* Try it *
Filter the data for "Caller" and copy matching lines.

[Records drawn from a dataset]
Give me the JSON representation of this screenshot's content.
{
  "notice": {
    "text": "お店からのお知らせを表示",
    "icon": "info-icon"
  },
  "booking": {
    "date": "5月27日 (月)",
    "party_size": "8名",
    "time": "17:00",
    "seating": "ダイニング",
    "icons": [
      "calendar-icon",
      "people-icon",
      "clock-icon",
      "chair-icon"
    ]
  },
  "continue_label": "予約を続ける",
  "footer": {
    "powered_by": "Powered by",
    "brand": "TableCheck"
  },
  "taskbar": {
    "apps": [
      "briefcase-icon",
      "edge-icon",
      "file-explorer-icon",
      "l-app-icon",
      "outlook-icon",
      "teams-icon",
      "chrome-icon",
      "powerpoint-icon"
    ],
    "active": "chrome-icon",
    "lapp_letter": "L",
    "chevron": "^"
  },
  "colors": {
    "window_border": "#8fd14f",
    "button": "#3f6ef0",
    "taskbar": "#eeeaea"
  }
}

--

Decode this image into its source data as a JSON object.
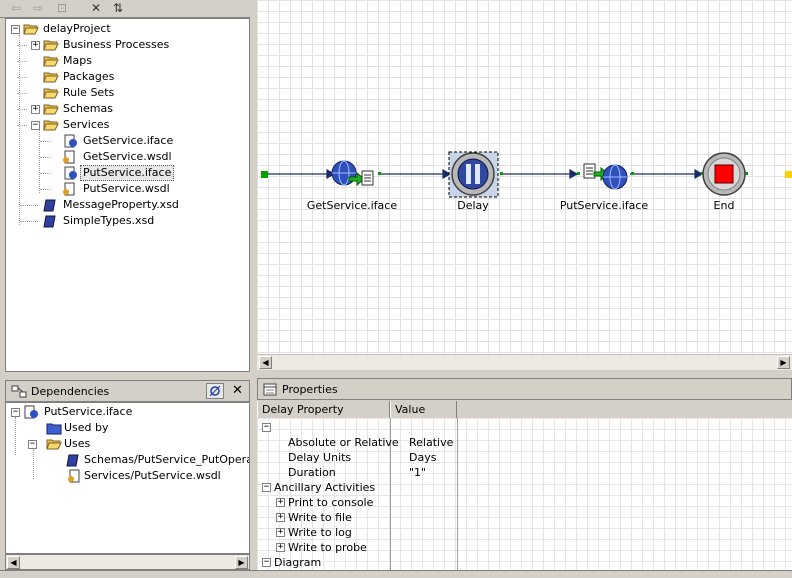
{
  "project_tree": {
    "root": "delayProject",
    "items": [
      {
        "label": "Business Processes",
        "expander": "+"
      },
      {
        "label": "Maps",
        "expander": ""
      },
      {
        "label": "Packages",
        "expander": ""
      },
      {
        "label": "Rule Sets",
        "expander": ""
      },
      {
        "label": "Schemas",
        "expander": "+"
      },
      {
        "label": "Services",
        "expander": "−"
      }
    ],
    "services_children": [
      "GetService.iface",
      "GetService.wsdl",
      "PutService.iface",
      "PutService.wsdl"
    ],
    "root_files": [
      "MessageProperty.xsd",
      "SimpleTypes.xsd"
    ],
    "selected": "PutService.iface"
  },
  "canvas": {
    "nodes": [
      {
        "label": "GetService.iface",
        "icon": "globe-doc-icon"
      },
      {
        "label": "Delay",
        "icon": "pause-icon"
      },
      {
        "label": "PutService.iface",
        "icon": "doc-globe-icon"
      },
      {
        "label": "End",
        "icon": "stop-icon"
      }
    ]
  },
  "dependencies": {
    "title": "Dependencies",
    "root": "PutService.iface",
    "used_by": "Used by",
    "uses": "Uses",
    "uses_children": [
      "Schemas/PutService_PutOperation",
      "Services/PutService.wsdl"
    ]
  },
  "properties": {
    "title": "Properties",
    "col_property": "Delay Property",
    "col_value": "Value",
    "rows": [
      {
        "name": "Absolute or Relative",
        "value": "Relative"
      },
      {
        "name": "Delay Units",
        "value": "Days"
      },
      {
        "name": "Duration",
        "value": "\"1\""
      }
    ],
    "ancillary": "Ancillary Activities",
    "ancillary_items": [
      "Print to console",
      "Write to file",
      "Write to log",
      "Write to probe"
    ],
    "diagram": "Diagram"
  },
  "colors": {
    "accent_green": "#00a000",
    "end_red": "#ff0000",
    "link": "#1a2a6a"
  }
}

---

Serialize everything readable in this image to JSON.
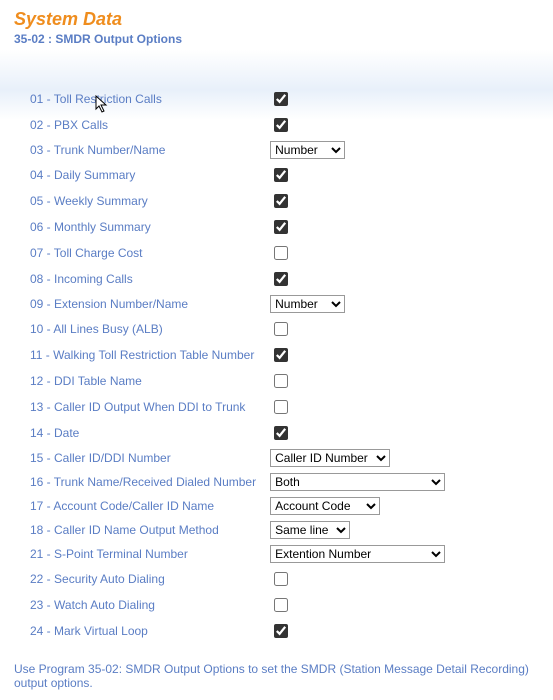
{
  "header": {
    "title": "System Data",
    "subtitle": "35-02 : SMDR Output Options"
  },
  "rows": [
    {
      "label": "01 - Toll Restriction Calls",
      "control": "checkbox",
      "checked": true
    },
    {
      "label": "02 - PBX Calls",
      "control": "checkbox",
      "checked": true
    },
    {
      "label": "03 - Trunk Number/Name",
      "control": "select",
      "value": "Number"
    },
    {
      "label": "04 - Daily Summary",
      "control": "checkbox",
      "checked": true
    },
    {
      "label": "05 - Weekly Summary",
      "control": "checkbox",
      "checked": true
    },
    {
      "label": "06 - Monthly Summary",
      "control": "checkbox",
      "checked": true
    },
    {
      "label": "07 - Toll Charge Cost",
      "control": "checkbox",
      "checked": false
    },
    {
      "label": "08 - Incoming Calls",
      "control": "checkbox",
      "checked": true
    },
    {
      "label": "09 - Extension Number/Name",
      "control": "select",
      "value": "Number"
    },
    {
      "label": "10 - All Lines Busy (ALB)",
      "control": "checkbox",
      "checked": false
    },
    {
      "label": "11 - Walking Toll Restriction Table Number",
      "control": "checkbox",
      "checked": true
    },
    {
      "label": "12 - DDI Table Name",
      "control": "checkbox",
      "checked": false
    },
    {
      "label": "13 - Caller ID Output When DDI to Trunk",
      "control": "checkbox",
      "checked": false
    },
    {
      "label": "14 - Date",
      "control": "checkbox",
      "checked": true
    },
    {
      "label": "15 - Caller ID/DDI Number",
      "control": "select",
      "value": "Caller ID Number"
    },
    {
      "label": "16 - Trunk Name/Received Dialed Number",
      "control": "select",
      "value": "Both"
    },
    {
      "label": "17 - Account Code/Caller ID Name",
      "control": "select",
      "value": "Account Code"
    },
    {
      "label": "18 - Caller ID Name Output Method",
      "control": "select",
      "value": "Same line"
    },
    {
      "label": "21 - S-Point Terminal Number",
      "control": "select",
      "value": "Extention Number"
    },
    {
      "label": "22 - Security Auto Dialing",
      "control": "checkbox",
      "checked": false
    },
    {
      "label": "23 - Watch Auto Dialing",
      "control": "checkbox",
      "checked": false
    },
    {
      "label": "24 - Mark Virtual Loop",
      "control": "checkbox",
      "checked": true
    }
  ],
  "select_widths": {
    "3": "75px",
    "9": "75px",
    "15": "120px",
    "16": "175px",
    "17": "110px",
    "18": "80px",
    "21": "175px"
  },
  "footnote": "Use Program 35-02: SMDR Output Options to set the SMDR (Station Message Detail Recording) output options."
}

* Result below *
      "label": "13 - Caller ID Output When DDI to Trunk",
      "label": "15 - Caller ID/DDI Number",
      "value": "Caller ID Number"
      "label": "17 - Account Code/Caller ID Name",
      "label": "18 - Caller ID Name Output Method",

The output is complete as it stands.